===== MATERIAL SHOWN

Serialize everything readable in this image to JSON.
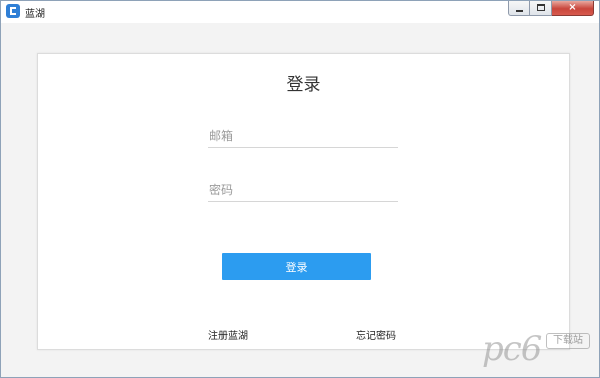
{
  "window": {
    "title": "蓝湖",
    "icon": "lanhu-app-icon",
    "controls": {
      "minimize": "minimize-icon",
      "maximize": "maximize-icon",
      "close": "×"
    }
  },
  "login": {
    "heading": "登录",
    "email_placeholder": "邮箱",
    "email_value": "",
    "password_placeholder": "密码",
    "password_value": "",
    "submit_label": "登录",
    "register_link": "注册蓝湖",
    "forgot_link": "忘记密码"
  },
  "watermark": {
    "text": "pc6",
    "badge": "下载站"
  },
  "colors": {
    "accent": "#2c9cf0",
    "panel": "#ffffff",
    "background": "#f3f3f3"
  }
}
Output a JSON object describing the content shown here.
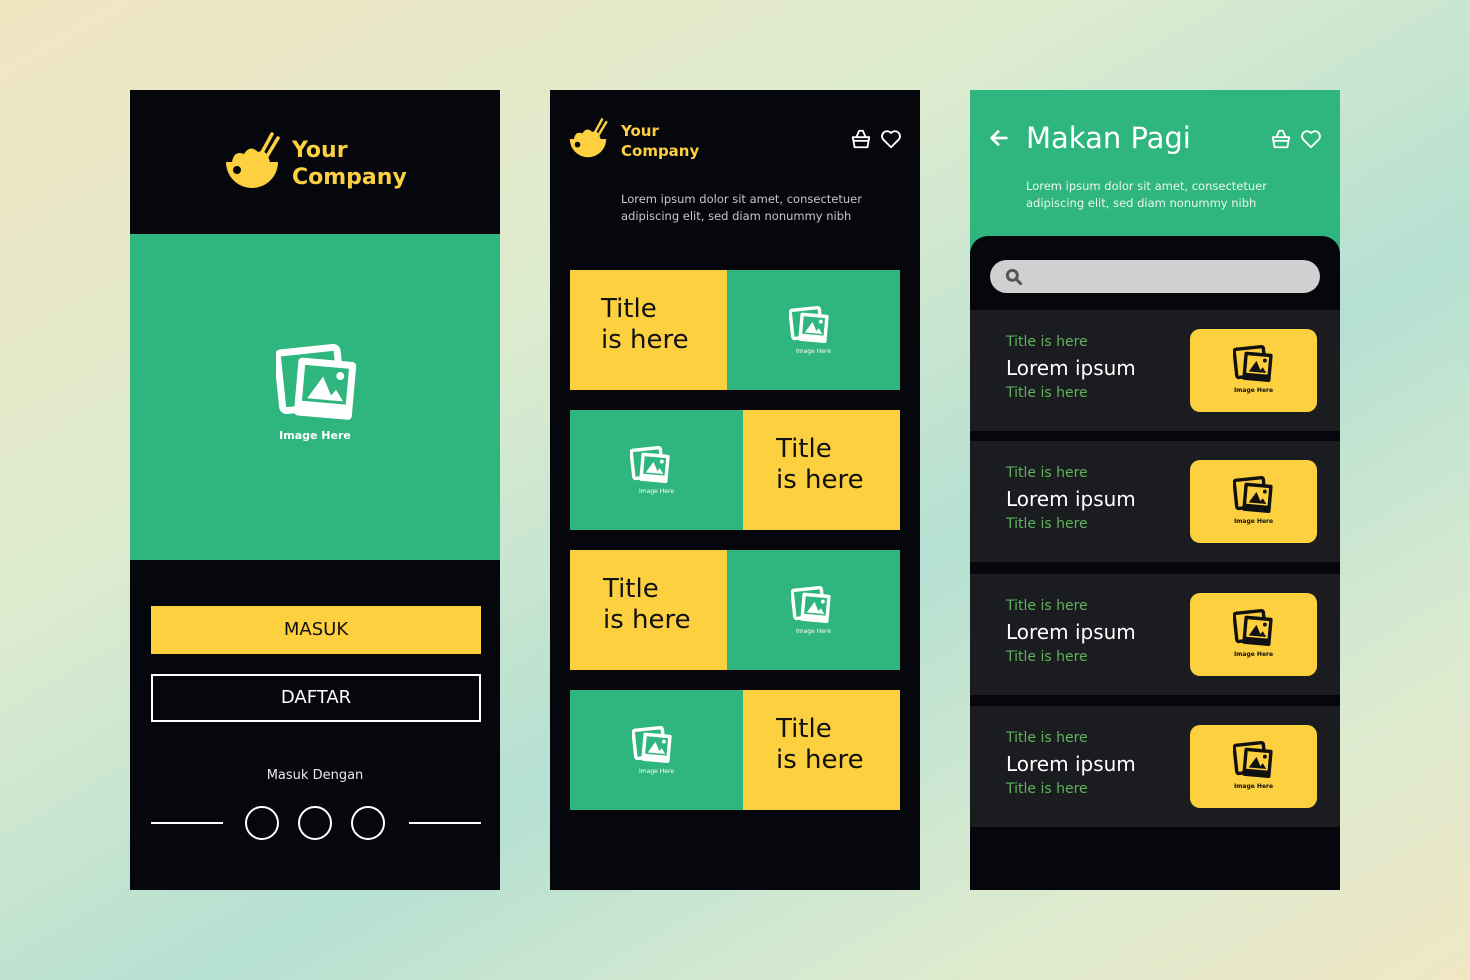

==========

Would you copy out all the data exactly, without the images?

Serialize everything readable in this image to JSON.
{
  "window": {
    "title": "蓝湖",
    "icon": "lanhu-app-icon",
    "controls": {
      "minimize": "minimize-icon",
      "maximize": "maximize-icon",
      "close": "×"
    }
  },
  "login": {
    "heading": "登录",
    "email_placeholder": "邮箱",
    "email_value": "",
    "password_placeholder": "密码",
    "password_value": "",
    "submit_label": "登录",
    "register_link": "注册蓝湖",
    "forgot_link": "忘记密码"
  },
  "watermark": {
    "text": "pc6",
    "badge": "下载站"
  },
  "colors": {
    "accent": "#2c9cf0",
    "panel": "#ffffff",
    "background": "#f3f3f3"
  }
}
Output a JSON object describing the content shown here.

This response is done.